Millward Brown considers the brands with a potential for growth one should keep an eye on are Marks & Spencer and the Apple iPod, alongside Google, 3, Asda, Red Bull, O2, MySpace, Virgin Mobile and Starbucks. Despite the negative publicity brands such as McDonald’s and Coca-Cola were affected by in 2006, as a result of debates over obesity among children, both companies managed nevertheless to rank high in the top.
Landor Associates, the world’s leading branding and design consultancy conducted a survey of the most popular brands among consumers, which rates the best and worst brands.
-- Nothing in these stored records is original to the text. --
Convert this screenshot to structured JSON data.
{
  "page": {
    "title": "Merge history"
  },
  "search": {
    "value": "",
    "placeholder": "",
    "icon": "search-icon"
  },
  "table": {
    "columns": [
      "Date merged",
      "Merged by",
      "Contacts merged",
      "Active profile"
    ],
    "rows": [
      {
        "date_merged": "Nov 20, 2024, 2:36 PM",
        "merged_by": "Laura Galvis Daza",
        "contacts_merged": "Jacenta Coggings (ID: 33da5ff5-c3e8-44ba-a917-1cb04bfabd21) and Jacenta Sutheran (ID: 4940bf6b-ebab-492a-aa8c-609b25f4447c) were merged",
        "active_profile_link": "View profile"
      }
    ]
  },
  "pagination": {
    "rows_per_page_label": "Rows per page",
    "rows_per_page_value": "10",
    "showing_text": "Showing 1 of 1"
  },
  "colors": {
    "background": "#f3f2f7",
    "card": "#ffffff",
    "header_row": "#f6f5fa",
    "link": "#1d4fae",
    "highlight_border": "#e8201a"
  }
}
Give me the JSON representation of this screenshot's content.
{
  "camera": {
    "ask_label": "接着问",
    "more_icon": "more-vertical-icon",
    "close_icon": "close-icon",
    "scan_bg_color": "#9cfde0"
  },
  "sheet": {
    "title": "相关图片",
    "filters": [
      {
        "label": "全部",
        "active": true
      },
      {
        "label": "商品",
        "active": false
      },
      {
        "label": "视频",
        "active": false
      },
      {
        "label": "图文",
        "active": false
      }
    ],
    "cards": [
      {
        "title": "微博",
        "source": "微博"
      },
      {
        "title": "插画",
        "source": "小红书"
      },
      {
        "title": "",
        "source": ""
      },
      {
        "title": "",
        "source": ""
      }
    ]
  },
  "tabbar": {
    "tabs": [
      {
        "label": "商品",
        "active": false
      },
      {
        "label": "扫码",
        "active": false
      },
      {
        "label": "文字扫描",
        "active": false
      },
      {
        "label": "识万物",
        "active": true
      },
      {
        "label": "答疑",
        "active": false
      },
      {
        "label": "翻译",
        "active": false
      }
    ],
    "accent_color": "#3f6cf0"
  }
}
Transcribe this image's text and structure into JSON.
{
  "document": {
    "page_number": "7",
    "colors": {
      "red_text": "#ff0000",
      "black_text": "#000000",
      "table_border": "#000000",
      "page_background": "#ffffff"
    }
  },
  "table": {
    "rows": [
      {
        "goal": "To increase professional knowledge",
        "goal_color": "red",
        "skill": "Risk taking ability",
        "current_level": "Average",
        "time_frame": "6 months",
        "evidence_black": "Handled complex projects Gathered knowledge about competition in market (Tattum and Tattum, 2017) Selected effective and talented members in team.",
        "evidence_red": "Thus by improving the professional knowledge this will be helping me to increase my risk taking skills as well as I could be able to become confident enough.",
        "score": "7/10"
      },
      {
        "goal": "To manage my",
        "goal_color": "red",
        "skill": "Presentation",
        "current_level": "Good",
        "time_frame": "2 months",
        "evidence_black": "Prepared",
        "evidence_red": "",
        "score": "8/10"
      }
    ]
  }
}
The rankings were compiled from more than 2,000 interviews carried out by a New York design agency, Landor Associates. Its managing director, Allen Adamson, said inclusivity was a critical factor for the year’s successes.
“One thing they’ve all got in common is that they appeal to multiple segments,” he said. “Google’s become the starting point for the internet experience of almost everyone – be it the chief executive or the head [lavatory] man. At Vegas, you’ve got families with kids sitting next to people who are there to escape from their families.” Continue reading →
Based on the BusinessWeek/Interbrand Top Most Valuable Brands in the world, FutureLab ranks the online relevance of those brands.
The purpose: to highlight to senior executives the importance of paying close attention to their brand’s performance in the online arena.
The method: ranking is based on the number of times the brand’s name appears in leading search engines like Google, Baidu and Technorati, the number of links to the brands website, its reach and Page-rank relevance, and the number of times people express their “love” or “hate” for the brand.
The Top 10 (Interbrand/BusinessWeek position in brackets):
For the second consecutive year, [tag]Landor[/tag] Associates is proud to announce the exclusive publication of its [tag]Breakaway Brands[/tag] Study in FORTUNE magazine’s September 18th issue, now available on newsstands and at www.fortune.com.
The study identifies the ten brands in the United States that have made the greatest percentage gains in business value as a result of superb brand strategy and execution over the three-year period, from 2002-2005:
Nielsen//NetRatings, a global leader in Internet media and market research, announced last week that user-generated content sites, platforms for photo sharing, video sharing and blogging, comprised five out of the top 10 fastest growing Web brands in July 2006.
Image hosting site ImageShack ranked No. 4 among July’s fastest growing Web brands, increasing 233 percent, from a unique audience of 2.3 million to 7.7 million (see Table 1). Heavy.com, a video sharing site, took the No. 5 spot, increasing 213 percent, from 965,000 to 3.0 million unique visitors. Photo sharing site Flickr followed at No. 6, growing 201 percent from 2.1 million to 6.3 million unique visitors. Other user-generated content sites that made it into the top 10 fastest growing Web brands were MySpace, with a 183 percent year-over-year increase, and Wikipedia, with a 181 percent year- over-year increase.
“User-generated content sites have seen significant growth over the past year, owing in large part to their reliance on viral marketing. They also benefit from their cost-effectiveness — the content is practically free.”
said Jon Gibs, director of media analytics, Nielsen//NetRatings.
Brand % Growth
Sonic Solutions 241%
Associated Press 234%
ARTIST Direct 185%